So, the other day, when I finished reading Half Bad and I was in a place where I had nothing else to do but start reading another book, I realised that I just... couldn't. I had another book with me. In fact it was a book that I'd started reading already before, while I was in the middle of reading Half Bad. And still, I couldn't get into the other book.

I was too busy thinking about how to write a review for Half Bad. I get really excited about writing reviews! So I feel like my mind was racing because I had just finished the book and I was trying to put all my thoughts in order so I could just get ready to write the review when I got home. So maybe it didn't used to be this hard to start reading another book immediately after finishing one, back when I didn't write reviews? But I don't really remember... And also, back then, I don't think I really tried to read so much that I'd have to pick up another book immediately after finishing one.

My question is: do you find it difficult to dive into another book straightaway after you've finished reading one? How long do you normally give yourself between finishing one book and starting another?

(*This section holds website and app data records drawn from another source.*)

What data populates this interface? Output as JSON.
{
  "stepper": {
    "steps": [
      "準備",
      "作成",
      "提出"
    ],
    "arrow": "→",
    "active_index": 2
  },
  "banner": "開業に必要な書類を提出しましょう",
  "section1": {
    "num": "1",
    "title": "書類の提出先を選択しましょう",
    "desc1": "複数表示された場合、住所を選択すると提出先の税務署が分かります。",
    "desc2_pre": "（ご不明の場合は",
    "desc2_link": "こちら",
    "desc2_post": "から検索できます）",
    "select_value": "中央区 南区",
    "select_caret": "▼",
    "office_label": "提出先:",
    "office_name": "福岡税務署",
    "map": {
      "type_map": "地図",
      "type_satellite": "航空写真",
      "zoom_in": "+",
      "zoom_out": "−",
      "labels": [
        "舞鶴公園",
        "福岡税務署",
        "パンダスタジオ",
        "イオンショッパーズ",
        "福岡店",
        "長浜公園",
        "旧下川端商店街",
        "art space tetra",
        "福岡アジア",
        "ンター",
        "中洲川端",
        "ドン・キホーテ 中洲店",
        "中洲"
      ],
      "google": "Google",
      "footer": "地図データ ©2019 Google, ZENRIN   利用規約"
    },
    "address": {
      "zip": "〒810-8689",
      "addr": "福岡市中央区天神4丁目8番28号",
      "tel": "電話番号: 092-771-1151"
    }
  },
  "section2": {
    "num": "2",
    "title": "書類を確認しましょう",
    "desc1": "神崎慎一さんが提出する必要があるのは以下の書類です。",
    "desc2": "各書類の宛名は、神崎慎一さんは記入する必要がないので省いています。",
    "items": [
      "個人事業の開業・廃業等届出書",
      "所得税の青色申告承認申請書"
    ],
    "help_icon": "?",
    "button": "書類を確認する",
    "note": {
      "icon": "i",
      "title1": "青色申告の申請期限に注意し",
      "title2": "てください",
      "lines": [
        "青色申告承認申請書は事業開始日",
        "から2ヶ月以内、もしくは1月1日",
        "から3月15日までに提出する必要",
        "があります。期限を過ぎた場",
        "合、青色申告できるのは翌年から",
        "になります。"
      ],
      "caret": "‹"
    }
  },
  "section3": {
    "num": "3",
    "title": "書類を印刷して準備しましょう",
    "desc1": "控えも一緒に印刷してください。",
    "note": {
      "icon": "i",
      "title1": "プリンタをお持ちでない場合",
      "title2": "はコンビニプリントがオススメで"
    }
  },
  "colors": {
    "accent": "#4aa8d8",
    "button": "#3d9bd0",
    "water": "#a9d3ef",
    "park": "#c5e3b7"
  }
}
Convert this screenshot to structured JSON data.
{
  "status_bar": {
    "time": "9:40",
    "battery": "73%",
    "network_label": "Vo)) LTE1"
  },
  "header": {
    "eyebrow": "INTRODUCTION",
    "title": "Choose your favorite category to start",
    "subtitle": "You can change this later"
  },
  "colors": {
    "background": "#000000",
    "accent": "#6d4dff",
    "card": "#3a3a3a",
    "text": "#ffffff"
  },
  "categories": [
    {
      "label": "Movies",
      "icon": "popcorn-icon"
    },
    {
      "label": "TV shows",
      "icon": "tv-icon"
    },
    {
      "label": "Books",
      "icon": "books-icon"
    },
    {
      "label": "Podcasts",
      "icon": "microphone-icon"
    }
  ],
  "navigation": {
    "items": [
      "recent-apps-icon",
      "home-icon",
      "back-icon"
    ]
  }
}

Does it vary, depending on the book? Does finishing a really good book make it harder to start a new one or not?